However, as the disease progresses, the symptoms become more apparent. Eventually, most dogs will suffer what is known as an “Addisonian Crisis”. As the name suggests, this is a sudden and dramatic deterioration, typically with symptoms such as:
If not rapidly treated, dogs in an Addisonian Crisis will usually die, either from dehydration and shock, or from cardiac arrest due to the salt imbalance (hyperkalaemia).
If you notice any of these symptoms in your dog, it’s essential to seek veterinary attention immediately.

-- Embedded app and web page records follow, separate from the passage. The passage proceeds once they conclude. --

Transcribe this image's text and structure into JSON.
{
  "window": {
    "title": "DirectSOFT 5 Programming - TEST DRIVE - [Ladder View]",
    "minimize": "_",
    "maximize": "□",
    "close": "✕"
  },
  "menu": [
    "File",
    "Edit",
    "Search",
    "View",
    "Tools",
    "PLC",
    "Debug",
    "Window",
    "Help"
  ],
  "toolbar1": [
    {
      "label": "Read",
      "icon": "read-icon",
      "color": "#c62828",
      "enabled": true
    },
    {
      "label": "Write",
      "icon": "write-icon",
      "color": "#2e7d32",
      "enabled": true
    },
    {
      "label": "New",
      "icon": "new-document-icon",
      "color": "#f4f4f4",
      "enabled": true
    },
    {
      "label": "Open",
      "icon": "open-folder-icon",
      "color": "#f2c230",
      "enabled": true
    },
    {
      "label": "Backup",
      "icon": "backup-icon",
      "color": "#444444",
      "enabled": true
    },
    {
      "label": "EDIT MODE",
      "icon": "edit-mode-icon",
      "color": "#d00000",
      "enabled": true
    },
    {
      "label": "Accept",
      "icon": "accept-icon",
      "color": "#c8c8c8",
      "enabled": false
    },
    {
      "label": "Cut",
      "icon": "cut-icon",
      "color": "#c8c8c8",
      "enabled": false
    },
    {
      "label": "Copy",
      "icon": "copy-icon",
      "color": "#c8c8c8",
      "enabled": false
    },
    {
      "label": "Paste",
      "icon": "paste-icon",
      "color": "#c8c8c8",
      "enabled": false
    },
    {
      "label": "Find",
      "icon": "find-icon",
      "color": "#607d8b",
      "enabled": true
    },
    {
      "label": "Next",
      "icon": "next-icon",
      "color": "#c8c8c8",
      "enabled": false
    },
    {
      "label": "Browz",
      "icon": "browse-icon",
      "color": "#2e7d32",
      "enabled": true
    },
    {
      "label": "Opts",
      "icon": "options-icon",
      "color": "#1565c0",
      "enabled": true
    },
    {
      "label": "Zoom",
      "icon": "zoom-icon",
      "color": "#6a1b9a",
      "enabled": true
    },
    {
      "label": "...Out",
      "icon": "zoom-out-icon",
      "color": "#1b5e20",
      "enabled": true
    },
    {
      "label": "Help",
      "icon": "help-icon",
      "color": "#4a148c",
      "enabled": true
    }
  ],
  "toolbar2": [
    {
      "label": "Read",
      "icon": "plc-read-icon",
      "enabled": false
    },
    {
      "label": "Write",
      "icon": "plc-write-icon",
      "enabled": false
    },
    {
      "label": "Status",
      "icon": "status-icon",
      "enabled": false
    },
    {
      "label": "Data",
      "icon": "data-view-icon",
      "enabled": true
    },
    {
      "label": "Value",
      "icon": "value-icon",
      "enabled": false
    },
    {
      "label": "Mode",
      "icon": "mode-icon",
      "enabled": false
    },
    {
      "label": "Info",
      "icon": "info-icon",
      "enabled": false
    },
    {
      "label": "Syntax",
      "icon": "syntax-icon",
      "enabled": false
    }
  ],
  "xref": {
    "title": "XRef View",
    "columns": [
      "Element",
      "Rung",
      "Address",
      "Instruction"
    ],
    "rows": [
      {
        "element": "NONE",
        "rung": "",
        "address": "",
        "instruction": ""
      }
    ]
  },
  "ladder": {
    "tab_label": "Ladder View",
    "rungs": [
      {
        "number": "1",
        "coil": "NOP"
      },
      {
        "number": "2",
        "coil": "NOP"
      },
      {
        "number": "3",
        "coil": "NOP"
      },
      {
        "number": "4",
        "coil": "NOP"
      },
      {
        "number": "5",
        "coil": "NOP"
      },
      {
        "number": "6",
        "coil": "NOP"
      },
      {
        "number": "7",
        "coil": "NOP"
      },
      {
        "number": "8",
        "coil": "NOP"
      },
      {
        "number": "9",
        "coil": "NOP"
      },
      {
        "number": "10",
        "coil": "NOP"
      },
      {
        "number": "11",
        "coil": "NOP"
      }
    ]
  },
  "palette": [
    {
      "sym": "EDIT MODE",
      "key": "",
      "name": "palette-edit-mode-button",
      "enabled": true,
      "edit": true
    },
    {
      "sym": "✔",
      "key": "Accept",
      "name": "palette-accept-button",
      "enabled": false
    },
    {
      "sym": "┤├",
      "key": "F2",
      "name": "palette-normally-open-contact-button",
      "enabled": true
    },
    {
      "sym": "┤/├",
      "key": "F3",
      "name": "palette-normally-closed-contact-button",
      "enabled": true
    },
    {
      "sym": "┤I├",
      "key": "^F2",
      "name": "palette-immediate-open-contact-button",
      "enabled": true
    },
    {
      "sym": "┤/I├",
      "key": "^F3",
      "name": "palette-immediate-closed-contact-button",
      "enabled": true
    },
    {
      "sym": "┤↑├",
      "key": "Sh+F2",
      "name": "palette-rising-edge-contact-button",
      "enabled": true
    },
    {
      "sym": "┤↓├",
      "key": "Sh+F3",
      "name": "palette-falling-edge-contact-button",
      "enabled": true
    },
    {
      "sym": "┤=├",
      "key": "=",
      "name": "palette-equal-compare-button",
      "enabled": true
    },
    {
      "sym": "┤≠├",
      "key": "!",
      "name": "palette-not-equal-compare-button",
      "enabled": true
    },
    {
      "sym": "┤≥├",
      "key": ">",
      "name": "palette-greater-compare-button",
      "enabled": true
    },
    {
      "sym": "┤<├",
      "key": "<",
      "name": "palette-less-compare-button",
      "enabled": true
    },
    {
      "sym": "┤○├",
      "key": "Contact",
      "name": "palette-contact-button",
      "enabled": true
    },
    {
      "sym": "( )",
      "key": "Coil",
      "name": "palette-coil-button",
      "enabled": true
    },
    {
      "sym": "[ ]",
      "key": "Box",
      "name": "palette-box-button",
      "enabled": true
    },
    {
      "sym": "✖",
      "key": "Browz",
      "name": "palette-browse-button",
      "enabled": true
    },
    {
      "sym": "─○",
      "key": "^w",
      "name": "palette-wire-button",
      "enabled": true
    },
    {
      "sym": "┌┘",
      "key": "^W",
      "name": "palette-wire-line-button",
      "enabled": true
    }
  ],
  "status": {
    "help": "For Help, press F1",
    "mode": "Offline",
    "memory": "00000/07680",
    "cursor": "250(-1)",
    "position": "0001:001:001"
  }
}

In the event that your dog is suspected of having Addison’s Disease, your vet will need to do a number of tests to confirm the diagnosis. A simple blood test (Na:K ratio test) run in the vet practice lab will usually be highly suspicious, but for a solid diagnosis, most vets will recommend an ACTH stimulation test to evaluate how their adrenal glands react to stimulation.
The warning signs of Addison’s Disease you should watch out for are: decreased appetite, fatigue, hair loss, throwing up and diarrhoea. As the illness advances, these indications intensify and may result in an Addisonian crisis for your pet. If you observe any of these symptoms in your canine friend, it is critical to seek veterinary care without delay.
The treatment for Addison’s Disease in dogs involves replacing the hormones that their adrenal glands are not producing. This typically involves giving your dog daily medication that contains synthetic steroid hormones. Your vet will best determine the appropriate dosage based on your dog’s weight and individual needs.
It’s essential to monitor your dog’s condition closely and attend regular veterinary checkups to ensure that the dose is still effective and does not need adjusting.
Addison’s Disease in dogs is not always genetic, but there is evidence suggesting some breeds may be more susceptible to the condition. These breeds include:
Being aware of the indications and manifestations of Addison’s Disease and attending routine veterinary appointments is crucial if you own a dog from any of these breeds.
Addison’s disease is a relatively rare condition in dogs. It is estimated that the incidence of Addison’s disease in dogs affects around one in every 500 to 1,000 dogs. The condition is more common in young to middle-aged female dogs, but it can occur in dogs of any breed, age, and gender.
With proper treatment and management, dogs with Addison’s disease can lead long and happy lives. Early diagnosis and appropriate treatment are crucial for ensuring the best possible outcome. Regular vet check-ups and monitoring of the dog’s condition are important to ensure that the disease is under control and if necessary adjustments to the treatment plan should be made.
With modern medication and good monitoring care, the prognosis is excellent and many affected dogs live out a normal life.
However, if not addressed early, the disease can be life-threatening if left untreated. Caring for a dog with Addison’s disease can require time, dedication, and resources.
It is a difficult decision to make, but some signs that it may be time to consider euthanasia for a dog with Addison’s Disease include:
It is never an easy decision to make, but when euthanasia is the best option for a dog with Addison’s disease, at-home euthanasia can provide a peaceful and comfortable transition for the dog in the comfort of their own home, surrounded by their loved ones. Cloud 9 Vets offer at-home euthanasia services that can help guide pet owners through this difficult process with compassion and understanding.